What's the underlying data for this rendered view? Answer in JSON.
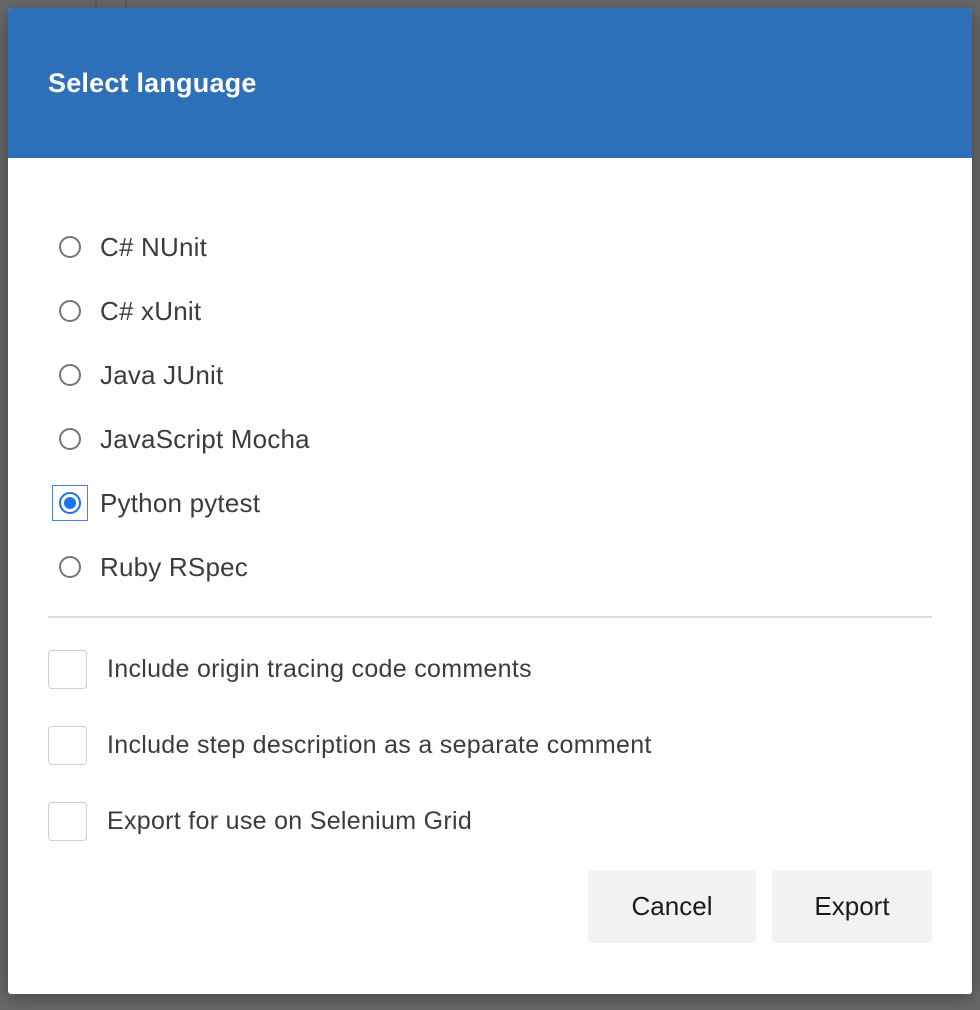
{
  "dialog": {
    "title": "Select language",
    "header_color": "#2e6fb9"
  },
  "languages": [
    {
      "label": "C# NUnit",
      "checked": false
    },
    {
      "label": "C# xUnit",
      "checked": false
    },
    {
      "label": "Java JUnit",
      "checked": false
    },
    {
      "label": "JavaScript Mocha",
      "checked": false
    },
    {
      "label": "Python pytest",
      "checked": true
    },
    {
      "label": "Ruby RSpec",
      "checked": false
    }
  ],
  "options": [
    {
      "label": "Include origin tracing code comments",
      "checked": false
    },
    {
      "label": "Include step description as a separate comment",
      "checked": false
    },
    {
      "label": "Export for use on Selenium Grid",
      "checked": false
    }
  ],
  "buttons": {
    "cancel_label": "Cancel",
    "export_label": "Export"
  },
  "colors": {
    "accent": "#1a73e8"
  }
}
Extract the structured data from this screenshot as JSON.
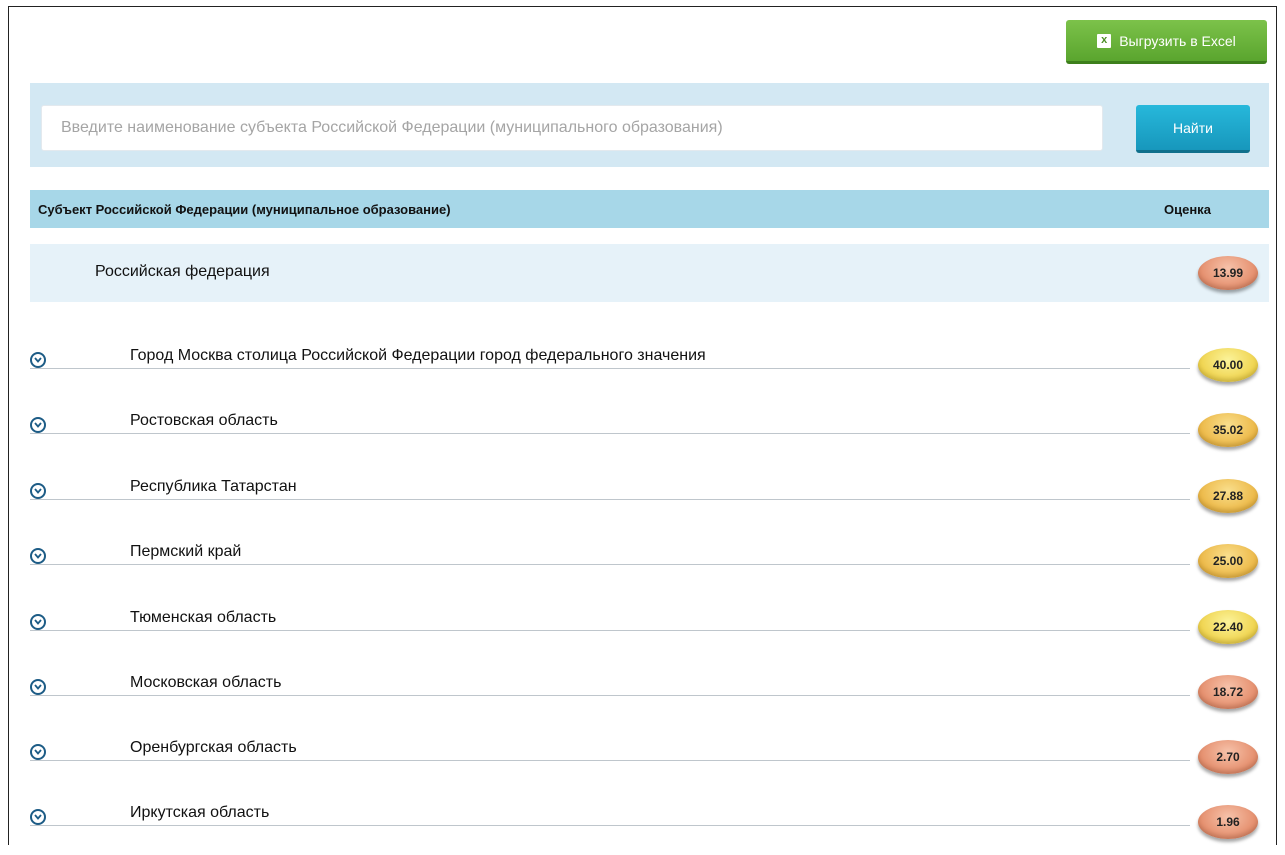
{
  "toolbar": {
    "excel_label": "Выгрузить в Excel",
    "excel_icon": "excel-icon"
  },
  "search": {
    "placeholder": "Введите наименование субъекта Российской Федерации (муниципального образования)",
    "value": "",
    "button_label": "Найти"
  },
  "table": {
    "col_name": "Субъект Российской Федерации (муниципальное образование)",
    "col_score": "Оценка",
    "federation": {
      "name": "Российская федерация",
      "score": "13.99"
    },
    "rows": [
      {
        "name": "Город Москва столица Российской Федерации город федерального значения",
        "score": "40.00"
      },
      {
        "name": "Ростовская область",
        "score": "35.02"
      },
      {
        "name": "Республика Татарстан",
        "score": "27.88"
      },
      {
        "name": "Пермский край",
        "score": "25.00"
      },
      {
        "name": "Тюменская область",
        "score": "22.40"
      },
      {
        "name": "Московская область",
        "score": "18.72"
      },
      {
        "name": "Оренбургская область",
        "score": "2.70"
      },
      {
        "name": "Иркутская область",
        "score": "1.96"
      }
    ]
  },
  "colors": {
    "excel_button": "#5aa52e",
    "find_button": "#1797bc",
    "search_band": "#d3e8f3",
    "header_band": "#a7d7e8",
    "federation_row": "#e6f2f9",
    "badge_red": "#e48c6a",
    "badge_yellow": "#efd24b",
    "badge_gold": "#ecb745"
  },
  "badge_styles": [
    "red",
    "yellow",
    "gold",
    "gold",
    "gold",
    "yellow",
    "red",
    "red",
    "red"
  ]
}
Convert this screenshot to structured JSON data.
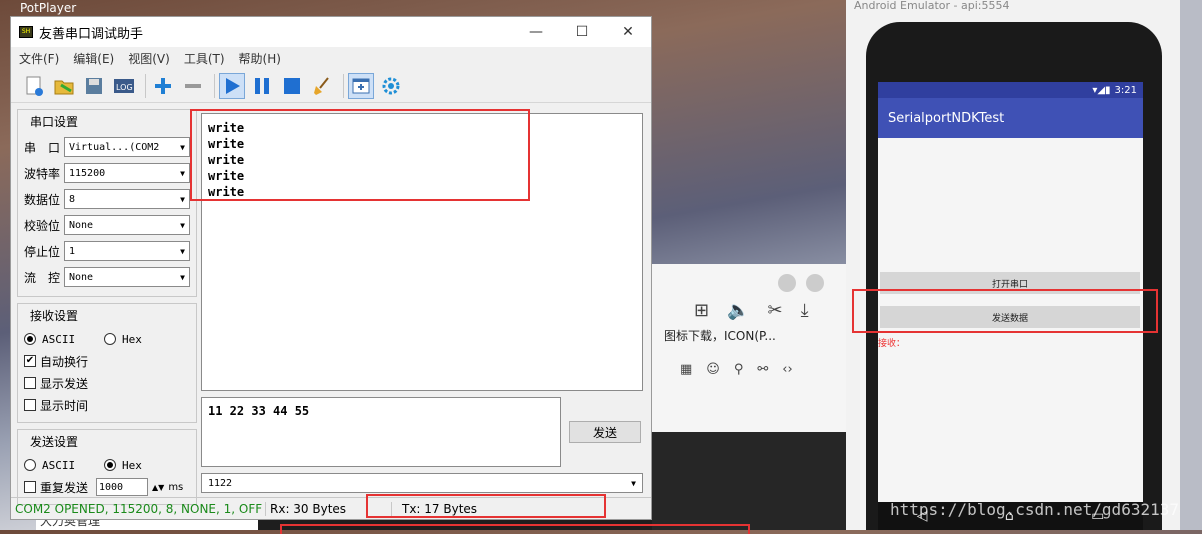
{
  "desktop": {
    "taskbar_label": "PotPlayer",
    "partial_label": "大力奥管理"
  },
  "serial": {
    "title": "友善串口调试助手",
    "window_controls": [
      "—",
      "☐",
      "✕"
    ],
    "menu": [
      "文件(F)",
      "编辑(E)",
      "视图(V)",
      "工具(T)",
      "帮助(H)"
    ],
    "port_settings": {
      "title": "串口设置",
      "rows": [
        {
          "label": "串　口",
          "value": "Virtual...(COM2"
        },
        {
          "label": "波特率",
          "value": "115200"
        },
        {
          "label": "数据位",
          "value": "8"
        },
        {
          "label": "校验位",
          "value": "None"
        },
        {
          "label": "停止位",
          "value": "1"
        },
        {
          "label": "流　控",
          "value": "None"
        }
      ]
    },
    "recv_settings": {
      "title": "接收设置",
      "ascii": "ASCII",
      "hex": "Hex",
      "auto_wrap": "自动换行",
      "show_send": "显示发送",
      "show_time": "显示时间"
    },
    "send_settings": {
      "title": "发送设置",
      "ascii": "ASCII",
      "hex": "Hex",
      "repeat": "重复发送",
      "interval": "1000",
      "unit": "ms"
    },
    "recv_lines": [
      "write",
      "write",
      "write",
      "write",
      "write"
    ],
    "send_text": "11 22 33 44 55",
    "send_button": "发送",
    "history_value": "1122",
    "status": {
      "port": "COM2 OPENED, 115200, 8, NONE, 1, OFF",
      "rx": "Rx: 30 Bytes",
      "tx": "Tx: 17 Bytes"
    }
  },
  "background_window": {
    "line": "图标下载，ICON(P..."
  },
  "emulator": {
    "window_title": "Android Emulator - api:5554",
    "time": "3:21",
    "app_title": "SerialportNDKTest",
    "open_button": "打开串口",
    "send_button": "发送数据",
    "recv_label": "接收：",
    "watermark": "https://blog.csdn.net/gd6321374"
  }
}
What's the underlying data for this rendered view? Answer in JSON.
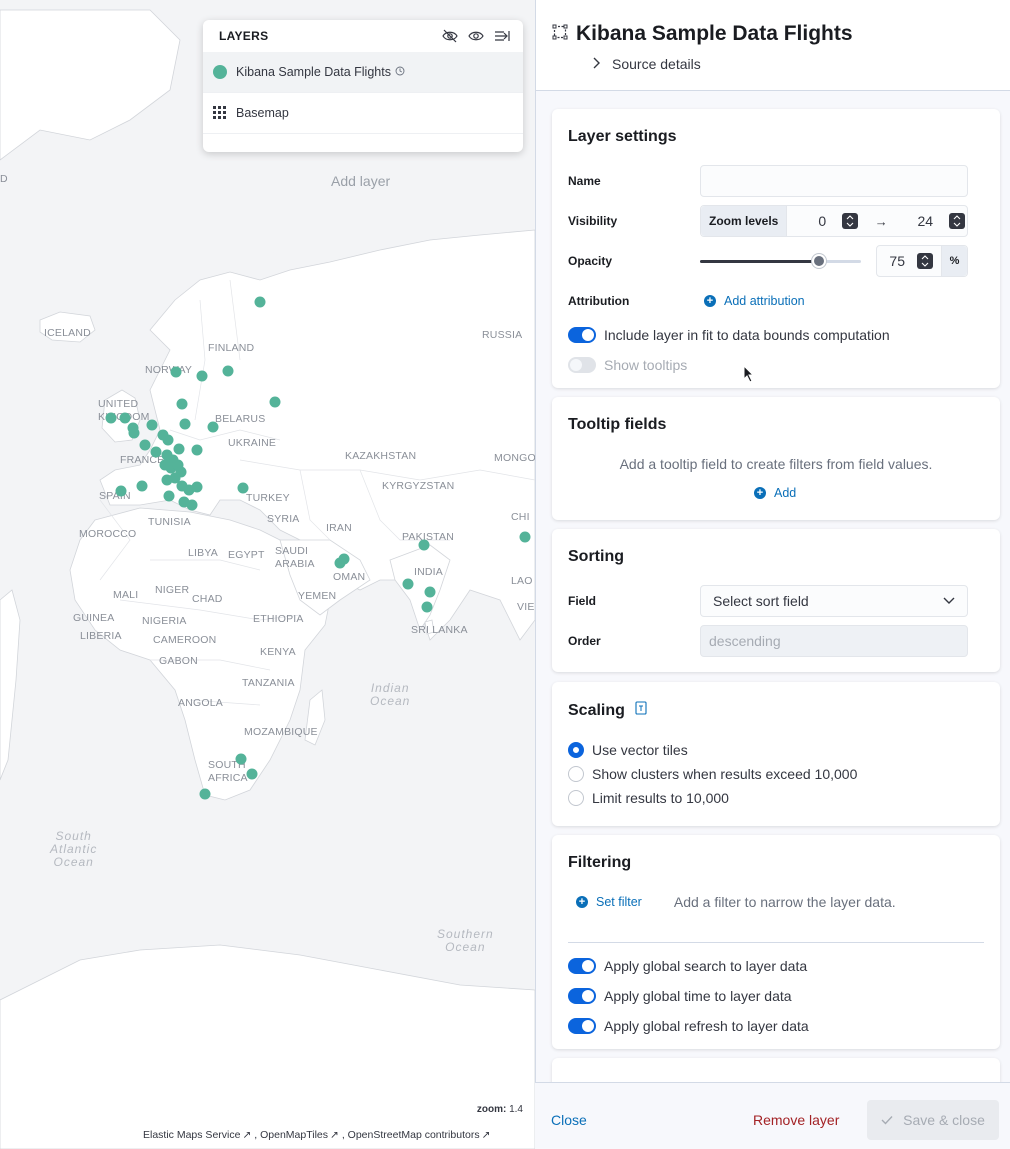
{
  "map": {
    "countries": [
      "ICELAND",
      "FINLAND",
      "NORWAY",
      "UNITED KINGDOM",
      "BELARUS",
      "UKRAINE",
      "FRANCE",
      "SPAIN",
      "TURKEY",
      "TUNISIA",
      "MOROCCO",
      "LIBYA",
      "EGYPT",
      "SAUDI ARABIA",
      "IRAN",
      "OMAN",
      "YEMEN",
      "MALI",
      "NIGER",
      "CHAD",
      "GUINEA",
      "NIGERIA",
      "LIBERIA",
      "CAMEROON",
      "ETHIOPIA",
      "GABON",
      "KENYA",
      "TANZANIA",
      "ANGOLA",
      "MOZAMBIQUE",
      "SOUTH AFRICA",
      "RUSSIA",
      "KAZAKHSTAN",
      "MONGOLIA",
      "KYRGYZSTAN",
      "PAKISTAN",
      "INDIA",
      "SRI LANKA",
      "SYRIA",
      "CHINA",
      "LAOS",
      "VIETNAM"
    ],
    "oceans": [
      "Indian Ocean",
      "South Atlantic Ocean",
      "Southern Ocean"
    ],
    "add_layer_label": "Add layer",
    "zoom_label": "zoom:",
    "zoom_value": "1.4",
    "attribution": [
      "Elastic Maps Service",
      "OpenMapTiles",
      "OpenStreetMap contributors"
    ],
    "point_color": "#54b399"
  },
  "layers_panel": {
    "title": "LAYERS",
    "icons": [
      "eye-closed-icon",
      "eye-icon",
      "collapse-panel-icon"
    ],
    "items": [
      {
        "label": "Kibana Sample Data Flights",
        "selected": true
      },
      {
        "label": "Basemap",
        "selected": false
      }
    ]
  },
  "editor": {
    "title": "Kibana Sample Data Flights",
    "source_details": "Source details",
    "layer_settings": {
      "heading": "Layer settings",
      "name_label": "Name",
      "name_value": "",
      "visibility_label": "Visibility",
      "zoom_levels_label": "Zoom levels",
      "zoom_min": "0",
      "zoom_max": "24",
      "arrow": "→",
      "opacity_label": "Opacity",
      "opacity_value": "75",
      "opacity_fraction": 0.75,
      "opacity_unit": "%",
      "attribution_label": "Attribution",
      "add_attribution": "Add attribution",
      "fit_bounds_label": "Include layer in fit to data bounds computation",
      "fit_bounds_on": true,
      "show_tooltips_label": "Show tooltips",
      "show_tooltips_on": false
    },
    "tooltip_fields": {
      "heading": "Tooltip fields",
      "description": "Add a tooltip field to create filters from field values.",
      "add_label": "Add"
    },
    "sorting": {
      "heading": "Sorting",
      "field_label": "Field",
      "field_placeholder": "Select sort field",
      "order_label": "Order",
      "order_value": "descending"
    },
    "scaling": {
      "heading": "Scaling",
      "options": [
        {
          "label": "Use vector tiles",
          "selected": true
        },
        {
          "label": "Show clusters when results exceed 10,000",
          "selected": false
        },
        {
          "label": "Limit results to 10,000",
          "selected": false
        }
      ]
    },
    "filtering": {
      "heading": "Filtering",
      "set_filter": "Set filter",
      "description": "Add a filter to narrow the layer data.",
      "toggles": [
        {
          "label": "Apply global search to layer data",
          "on": true
        },
        {
          "label": "Apply global time to layer data",
          "on": true
        },
        {
          "label": "Apply global refresh to layer data",
          "on": true
        }
      ]
    }
  },
  "footer": {
    "close": "Close",
    "remove": "Remove layer",
    "save": "Save & close"
  },
  "colors": {
    "accent": "#0b64dd",
    "link": "#0a6fb8",
    "danger": "#a32225",
    "points": "#54b399"
  }
}
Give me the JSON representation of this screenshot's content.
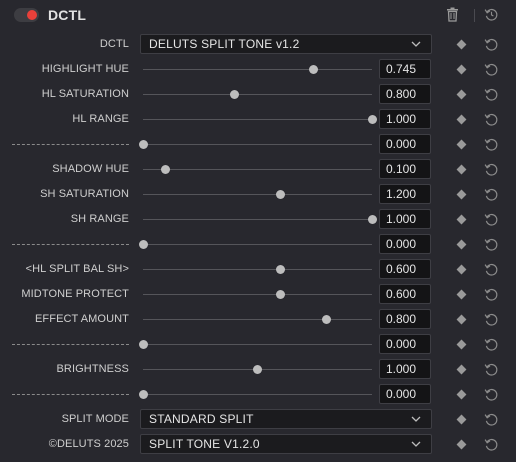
{
  "header": {
    "title": "DCTL",
    "enabled": true,
    "accent": "#e8403a",
    "icons": [
      "toggle-switch",
      "trash-icon",
      "reset-icon"
    ]
  },
  "rows": [
    {
      "type": "select",
      "label": "DCTL",
      "value": "DELUTS SPLIT TONE v1.2"
    },
    {
      "type": "slider",
      "label": "HIGHLIGHT HUE",
      "value": "0.745",
      "position": 0.745
    },
    {
      "type": "slider",
      "label": "HL SATURATION",
      "value": "0.800",
      "position": 0.4
    },
    {
      "type": "slider",
      "label": "HL RANGE",
      "value": "1.000",
      "position": 1.0
    },
    {
      "type": "slider",
      "label": "",
      "divider": true,
      "value": "0.000",
      "position": 0.0
    },
    {
      "type": "slider",
      "label": "SHADOW HUE",
      "value": "0.100",
      "position": 0.1
    },
    {
      "type": "slider",
      "label": "SH SATURATION",
      "value": "1.200",
      "position": 0.6
    },
    {
      "type": "slider",
      "label": "SH RANGE",
      "value": "1.000",
      "position": 1.0
    },
    {
      "type": "slider",
      "label": "",
      "divider": true,
      "value": "0.000",
      "position": 0.0
    },
    {
      "type": "slider",
      "label": "<HL SPLIT BAL SH>",
      "value": "0.600",
      "position": 0.6
    },
    {
      "type": "slider",
      "label": "MIDTONE PROTECT",
      "value": "0.600",
      "position": 0.6
    },
    {
      "type": "slider",
      "label": "EFFECT AMOUNT",
      "value": "0.800",
      "position": 0.8
    },
    {
      "type": "slider",
      "label": "",
      "divider": true,
      "value": "0.000",
      "position": 0.0
    },
    {
      "type": "slider",
      "label": "BRIGHTNESS",
      "value": "1.000",
      "position": 0.5
    },
    {
      "type": "slider",
      "label": "",
      "divider": true,
      "value": "0.000",
      "position": 0.0
    },
    {
      "type": "select",
      "label": "SPLIT MODE",
      "value": "STANDARD SPLIT"
    },
    {
      "type": "select",
      "label": "©DELUTS 2025",
      "value": "SPLIT TONE V1.2.0"
    }
  ]
}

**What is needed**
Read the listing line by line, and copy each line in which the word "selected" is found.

**Completed exercise**
        "selected": true
        "selected": false
          "selected": true
          "selected": false
          "selected": false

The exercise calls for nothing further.